*** Entries provided ***

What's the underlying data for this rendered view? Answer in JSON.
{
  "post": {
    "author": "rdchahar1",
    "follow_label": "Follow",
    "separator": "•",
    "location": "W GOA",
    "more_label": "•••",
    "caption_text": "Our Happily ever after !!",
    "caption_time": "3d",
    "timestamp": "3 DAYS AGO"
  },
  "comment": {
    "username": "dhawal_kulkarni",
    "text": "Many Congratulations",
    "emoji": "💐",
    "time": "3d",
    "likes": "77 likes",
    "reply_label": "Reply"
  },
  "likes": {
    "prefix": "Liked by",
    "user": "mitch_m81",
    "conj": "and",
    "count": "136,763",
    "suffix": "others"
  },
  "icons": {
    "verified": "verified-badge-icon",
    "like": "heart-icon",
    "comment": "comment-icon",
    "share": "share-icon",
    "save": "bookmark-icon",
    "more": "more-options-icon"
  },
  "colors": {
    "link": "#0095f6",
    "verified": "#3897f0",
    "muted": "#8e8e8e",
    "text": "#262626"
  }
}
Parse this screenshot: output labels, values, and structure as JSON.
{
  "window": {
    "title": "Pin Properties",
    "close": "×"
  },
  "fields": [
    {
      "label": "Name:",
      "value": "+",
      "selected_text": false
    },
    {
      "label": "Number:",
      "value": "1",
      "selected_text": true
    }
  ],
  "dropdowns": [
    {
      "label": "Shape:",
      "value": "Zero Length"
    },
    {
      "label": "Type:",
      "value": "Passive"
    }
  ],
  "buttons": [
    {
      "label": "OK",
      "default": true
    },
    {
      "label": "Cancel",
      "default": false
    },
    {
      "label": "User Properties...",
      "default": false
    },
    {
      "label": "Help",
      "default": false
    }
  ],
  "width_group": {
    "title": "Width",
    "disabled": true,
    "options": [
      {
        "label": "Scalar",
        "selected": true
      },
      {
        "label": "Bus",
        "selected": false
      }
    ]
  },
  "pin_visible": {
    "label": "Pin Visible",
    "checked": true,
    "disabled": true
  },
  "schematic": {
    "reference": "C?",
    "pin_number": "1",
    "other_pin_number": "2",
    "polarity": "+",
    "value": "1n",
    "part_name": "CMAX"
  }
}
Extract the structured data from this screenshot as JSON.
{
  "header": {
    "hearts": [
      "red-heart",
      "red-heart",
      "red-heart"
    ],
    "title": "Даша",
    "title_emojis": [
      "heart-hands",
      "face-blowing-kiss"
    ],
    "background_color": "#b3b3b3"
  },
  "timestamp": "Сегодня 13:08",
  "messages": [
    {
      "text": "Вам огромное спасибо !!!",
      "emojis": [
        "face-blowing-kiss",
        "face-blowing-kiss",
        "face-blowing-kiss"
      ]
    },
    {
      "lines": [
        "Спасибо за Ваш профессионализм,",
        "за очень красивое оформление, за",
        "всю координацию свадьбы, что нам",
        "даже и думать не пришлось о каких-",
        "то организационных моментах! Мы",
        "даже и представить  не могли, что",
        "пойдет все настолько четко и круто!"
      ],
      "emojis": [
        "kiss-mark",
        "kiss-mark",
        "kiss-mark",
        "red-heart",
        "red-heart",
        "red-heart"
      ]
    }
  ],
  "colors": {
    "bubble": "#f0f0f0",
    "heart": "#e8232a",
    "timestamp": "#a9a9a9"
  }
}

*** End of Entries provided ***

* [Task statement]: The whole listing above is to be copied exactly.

* [Problem solution]:
What's the underlying data for this rendered view? Answer in JSON.
{
  "post": {
    "author": "rdchahar1",
    "follow_label": "Follow",
    "separator": "•",
    "location": "W GOA",
    "more_label": "•••",
    "caption_text": "Our Happily ever after !!",
    "caption_time": "3d",
    "timestamp": "3 DAYS AGO"
  },
  "comment": {
    "username": "dhawal_kulkarni",
    "text": "Many Congratulations",
    "emoji": "💐",
    "time": "3d",
    "likes": "77 likes",
    "reply_label": "Reply"
  },
  "likes": {
    "prefix": "Liked by",
    "user": "mitch_m81",
    "conj": "and",
    "count": "136,763",
    "suffix": "others"
  },
  "icons": {
    "verified": "verified-badge-icon",
    "like": "heart-icon",
    "comment": "comment-icon",
    "share": "share-icon",
    "save": "bookmark-icon",
    "more": "more-options-icon"
  },
  "colors": {
    "link": "#0095f6",
    "verified": "#3897f0",
    "muted": "#8e8e8e",
    "text": "#262626"
  }
}
Parse this screenshot: output labels, values, and structure as JSON.
{
  "window": {
    "title": "Pin Properties",
    "close": "×"
  },
  "fields": [
    {
      "label": "Name:",
      "value": "+",
      "selected_text": false
    },
    {
      "label": "Number:",
      "value": "1",
      "selected_text": true
    }
  ],
  "dropdowns": [
    {
      "label": "Shape:",
      "value": "Zero Length"
    },
    {
      "label": "Type:",
      "value": "Passive"
    }
  ],
  "buttons": [
    {
      "label": "OK",
      "default": true
    },
    {
      "label": "Cancel",
      "default": false
    },
    {
      "label": "User Properties...",
      "default": false
    },
    {
      "label": "Help",
      "default": false
    }
  ],
  "width_group": {
    "title": "Width",
    "disabled": true,
    "options": [
      {
        "label": "Scalar",
        "selected": true
      },
      {
        "label": "Bus",
        "selected": false
      }
    ]
  },
  "pin_visible": {
    "label": "Pin Visible",
    "checked": true,
    "disabled": true
  },
  "schematic": {
    "reference": "C?",
    "pin_number": "1",
    "other_pin_number": "2",
    "polarity": "+",
    "value": "1n",
    "part_name": "CMAX"
  }
}
Extract the structured data from this screenshot as JSON.
{
  "header": {
    "hearts": [
      "red-heart",
      "red-heart",
      "red-heart"
    ],
    "title": "Даша",
    "title_emojis": [
      "heart-hands",
      "face-blowing-kiss"
    ],
    "background_color": "#b3b3b3"
  },
  "timestamp": "Сегодня 13:08",
  "messages": [
    {
      "text": "Вам огромное спасибо !!!",
      "emojis": [
        "face-blowing-kiss",
        "face-blowing-kiss",
        "face-blowing-kiss"
      ]
    },
    {
      "lines": [
        "Спасибо за Ваш профессионализм,",
        "за очень красивое оформление, за",
        "всю координацию свадьбы, что нам",
        "даже и думать не пришлось о каких-",
        "то организационных моментах! Мы",
        "даже и представить  не могли, что",
        "пойдет все настолько четко и круто!"
      ],
      "emojis": [
        "kiss-mark",
        "kiss-mark",
        "kiss-mark",
        "red-heart",
        "red-heart",
        "red-heart"
      ]
    }
  ],
  "colors": {
    "bubble": "#f0f0f0",
    "heart": "#e8232a",
    "timestamp": "#a9a9a9"
  }
}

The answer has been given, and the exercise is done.